That is cool. I take it there is some genetic or evolutionary research going on here?

That interesting genetic material... Does it have any similarity to whatever they stuck in to make the new "Glo-Fish" genetically modified aquarium fish they're selling all around the USA these days?

W

Rachel Gray said...

Jim-- whether you use a telescope or a microscope, there's awesome stuff to be found.

Warren, quite right. In our lab we mostly study development (many major discoveries in developmental biology were made first in the sea urchin), and that has plenty of implications for evolution and genetics. GFP is the same stuff that makes the green Glo-Fish glow. There are other similar proteins-- all found naturally in various ocean creatures-- that glow red or yellow or blue, and some of them are used for the other Glo-Fish colors.
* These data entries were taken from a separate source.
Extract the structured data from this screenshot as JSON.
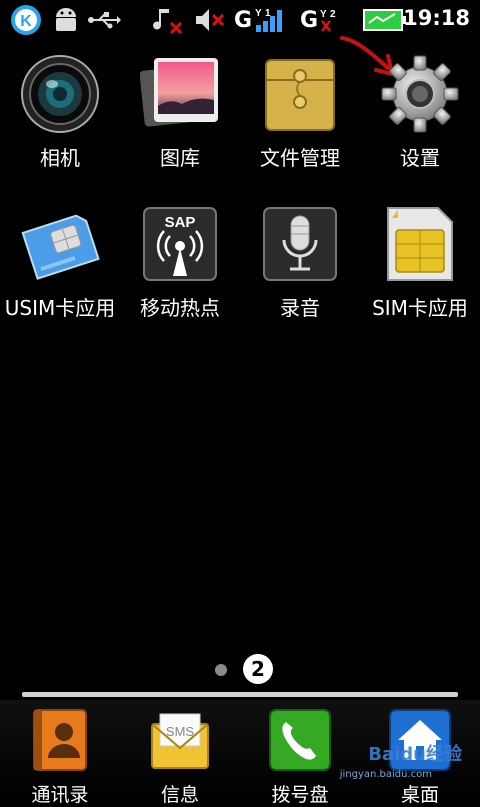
{
  "status_bar": {
    "time": "19:18",
    "icons": [
      "kuaibo-k-icon",
      "android-icon",
      "usb-icon",
      "music-muted-icon",
      "volume-muted-icon",
      "signal-g1-icon",
      "signal-g2-x-icon",
      "battery-icon"
    ],
    "signal_labels": {
      "g1": "G",
      "g2": "G",
      "sub1": "1",
      "sub2": "2"
    }
  },
  "apps": [
    {
      "id": "camera",
      "label": "相机",
      "icon": "camera-icon"
    },
    {
      "id": "gallery",
      "label": "图库",
      "icon": "gallery-icon"
    },
    {
      "id": "files",
      "label": "文件管理",
      "icon": "folder-icon"
    },
    {
      "id": "settings",
      "label": "设置",
      "icon": "gear-icon"
    },
    {
      "id": "usim",
      "label": "USIM卡应用",
      "icon": "usim-card-icon"
    },
    {
      "id": "hotspot",
      "label": "移动热点",
      "icon": "hotspot-icon",
      "badge_text": "SAP"
    },
    {
      "id": "recorder",
      "label": "录音",
      "icon": "microphone-icon"
    },
    {
      "id": "sim",
      "label": "SIM卡应用",
      "icon": "sim-card-icon"
    }
  ],
  "page_indicator": {
    "current": "2"
  },
  "dock": [
    {
      "id": "contacts",
      "label": "通讯录",
      "icon": "contacts-icon"
    },
    {
      "id": "messages",
      "label": "信息",
      "icon": "sms-icon",
      "badge_text": "SMS"
    },
    {
      "id": "dialer",
      "label": "拨号盘",
      "icon": "phone-icon"
    },
    {
      "id": "desktop",
      "label": "桌面",
      "icon": "home-icon"
    }
  ],
  "watermark": {
    "text": "Baidu经验",
    "sub": "jingyan.baidu.com"
  },
  "colors": {
    "background": "#000000",
    "annotation_arrow": "#c81010",
    "battery": "#2ecc40"
  }
}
And I'm pretty sure they produced the original Glo-Fish by injecting them with BACs just like I do, which gets me thinking... selling Glo-Fish as pets is illegal here in California, but if I could just grab some zebrafish eggs and sperm I might be able to get a black market business going. :)

Rachel Ann said...

FASCINATING!!! But you missed one...

Rachel Gray said...

I wasn't actually doing the injecting in this vid; it was somebody else sixteen years ago... *I* never miss. :)

*cough*

Heather said...

Wow, very cool! :-D It's great to see some video to go with the stories I've heard of your job.

Hey, if I bring Chase over one of these days, can you inject him and make him into one of those glowing beagles I saw in the news a while back? ;-)

Rachel Gray said...

I forgot about the glowing beagles! Well, the problem is that with an already-grown animal I'd have to inject each individual cell in his body. But Chase wouldn't mind, right?

Ashley R. said...

ohh wow.. you are so good at injecting them..

We did this technique with drosophila eggs.. needless to say, i wasn't that good at all. I burst about half of the eggs. Def. a technique that requires a fine touch

Rachel Gray said...

Wow, I've never injected drosophila eggs. I think it must be harder than urchin eggs, because you can't burst an urchin egg unless you're really trying hard. The membranes are quite stretchy. It's a pretty forgiving procedure, fortunately. :)